Outdoor dining could soon become a permanent part of New York City. A City Council bill released on Thursday proposed the city create a licensing structure that would allow restaurants to use outdoor dining structures seasonally, from April through November. It has yet to be approved by Council and is expected to be voted on in June, according to the New York Times.
The bill is a version of the original proposal to make outdoor dining permanent, which was stalled in Council more than a year ago. Restaurants would be required to have a license from the city to participate in outdoor dining and fees will be based on location and square footage. Sidewalk seating would be allowed year-round under the proposal, with fees that are lower than similar licenses before the pandemic.

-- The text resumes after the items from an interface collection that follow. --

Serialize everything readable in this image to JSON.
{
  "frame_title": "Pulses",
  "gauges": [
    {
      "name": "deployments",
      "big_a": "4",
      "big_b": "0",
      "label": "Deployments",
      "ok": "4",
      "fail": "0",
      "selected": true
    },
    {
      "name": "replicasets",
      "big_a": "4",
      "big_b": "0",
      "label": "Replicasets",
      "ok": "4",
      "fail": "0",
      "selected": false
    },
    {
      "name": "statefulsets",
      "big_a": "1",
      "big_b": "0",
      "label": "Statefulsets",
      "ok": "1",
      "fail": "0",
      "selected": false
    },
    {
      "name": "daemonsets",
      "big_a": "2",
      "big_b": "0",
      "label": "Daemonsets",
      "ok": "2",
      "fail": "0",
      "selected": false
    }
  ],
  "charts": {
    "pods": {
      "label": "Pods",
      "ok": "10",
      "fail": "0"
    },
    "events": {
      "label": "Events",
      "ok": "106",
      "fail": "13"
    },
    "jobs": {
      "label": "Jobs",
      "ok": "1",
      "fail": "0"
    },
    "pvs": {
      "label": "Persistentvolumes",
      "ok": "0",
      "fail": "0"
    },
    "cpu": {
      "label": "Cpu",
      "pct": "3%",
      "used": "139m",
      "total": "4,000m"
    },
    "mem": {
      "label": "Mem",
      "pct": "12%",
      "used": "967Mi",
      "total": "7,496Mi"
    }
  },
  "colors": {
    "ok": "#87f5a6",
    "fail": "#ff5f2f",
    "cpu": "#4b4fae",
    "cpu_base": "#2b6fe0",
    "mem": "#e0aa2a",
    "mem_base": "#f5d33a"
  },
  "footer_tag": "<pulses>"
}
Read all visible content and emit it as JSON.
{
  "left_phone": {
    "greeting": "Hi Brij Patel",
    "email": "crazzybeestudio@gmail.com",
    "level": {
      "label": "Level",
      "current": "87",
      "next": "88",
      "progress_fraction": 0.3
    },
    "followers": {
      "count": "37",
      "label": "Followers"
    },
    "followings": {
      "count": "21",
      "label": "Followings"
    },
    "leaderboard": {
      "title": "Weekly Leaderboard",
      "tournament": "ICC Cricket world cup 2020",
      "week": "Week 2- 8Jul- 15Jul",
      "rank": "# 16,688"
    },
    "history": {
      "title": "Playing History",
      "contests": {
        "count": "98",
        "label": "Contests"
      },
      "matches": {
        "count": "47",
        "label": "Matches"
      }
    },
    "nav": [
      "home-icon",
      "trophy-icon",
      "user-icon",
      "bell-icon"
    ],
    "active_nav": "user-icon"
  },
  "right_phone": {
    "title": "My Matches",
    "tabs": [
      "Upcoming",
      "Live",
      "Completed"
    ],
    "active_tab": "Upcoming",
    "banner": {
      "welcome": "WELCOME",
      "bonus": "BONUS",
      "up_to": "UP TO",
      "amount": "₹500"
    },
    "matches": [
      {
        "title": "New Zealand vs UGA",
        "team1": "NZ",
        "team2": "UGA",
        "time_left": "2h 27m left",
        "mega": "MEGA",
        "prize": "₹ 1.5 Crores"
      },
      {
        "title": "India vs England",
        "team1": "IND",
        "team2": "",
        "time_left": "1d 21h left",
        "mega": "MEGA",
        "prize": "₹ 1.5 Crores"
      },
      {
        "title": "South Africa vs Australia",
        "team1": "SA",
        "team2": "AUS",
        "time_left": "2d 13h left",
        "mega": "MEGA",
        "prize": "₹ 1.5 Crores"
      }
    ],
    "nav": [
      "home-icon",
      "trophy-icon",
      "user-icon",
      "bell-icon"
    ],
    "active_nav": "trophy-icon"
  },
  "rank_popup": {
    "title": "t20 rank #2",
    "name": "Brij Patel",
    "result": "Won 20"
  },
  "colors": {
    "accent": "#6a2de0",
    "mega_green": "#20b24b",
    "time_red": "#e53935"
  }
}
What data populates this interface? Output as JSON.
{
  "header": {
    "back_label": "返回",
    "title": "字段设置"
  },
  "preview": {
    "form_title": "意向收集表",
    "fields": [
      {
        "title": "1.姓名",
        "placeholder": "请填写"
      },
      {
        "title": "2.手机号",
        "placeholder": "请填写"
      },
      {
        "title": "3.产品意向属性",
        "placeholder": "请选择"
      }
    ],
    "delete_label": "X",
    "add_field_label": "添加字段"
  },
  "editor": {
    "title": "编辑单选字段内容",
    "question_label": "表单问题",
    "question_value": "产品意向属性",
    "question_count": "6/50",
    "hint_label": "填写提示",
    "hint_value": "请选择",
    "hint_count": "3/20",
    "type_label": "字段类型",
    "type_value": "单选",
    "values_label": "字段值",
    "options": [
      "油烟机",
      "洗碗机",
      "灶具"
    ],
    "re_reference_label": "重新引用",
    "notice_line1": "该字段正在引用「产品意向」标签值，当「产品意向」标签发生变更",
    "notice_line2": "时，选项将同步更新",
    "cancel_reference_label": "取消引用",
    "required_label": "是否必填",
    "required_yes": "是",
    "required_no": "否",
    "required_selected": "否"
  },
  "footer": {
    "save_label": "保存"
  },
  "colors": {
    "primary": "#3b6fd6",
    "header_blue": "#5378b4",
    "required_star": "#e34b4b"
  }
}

The bill requires restaurants to dismantle streetside outdoor dining structures during winter months — a blow to operators who poured thousands of dollars into setups they imagined as permanent investments. Quality Branded, the group behind Manhattan restaurants Don Angie and Bad Roman, once estimated it had spent close to $1 million on outdoor dining across the company.
Mayor Eric Adams backed the bill in a written statement on Thursday. “With this bill, we will create a permanent, year-round outdoor dining program that will support our small businesses, create jobs for New Yorkers, and keep our streets and communities vibrant,” he said. The city will continue to remove abandoned dining sheds throughout the city, he said.
Outdoor dining started as a temporary emergency measure in June 2020, after the coronavirus shut down restaurants for indoor dining. Since then, it has been extended multiple times in light of its popularity with customers and restaurant operators.
Supporters of the program say it served as a financial lifeline for restaurants at the height of the pandemic and helped bring al fresco dining to more parts of the city. The Bronx now has at least 650 sidewalk cafes, up from 30 before the pandemic, according to one report from the Times.
Its opponents have raised concerns that range from pollution and noise to pedestrian access and parking. In Manhattan, outdoor dining structures became a lightning rod for debates over who has ownership of streets and sidewalks. Protesters filed lawsuits against city officials and flooded community board hearings to make themselves heard.
Open Restaurants lists more than 12,000 participants in the five boroughs, and city officials have claimed that 100,000 jobs were saved as a result of the program.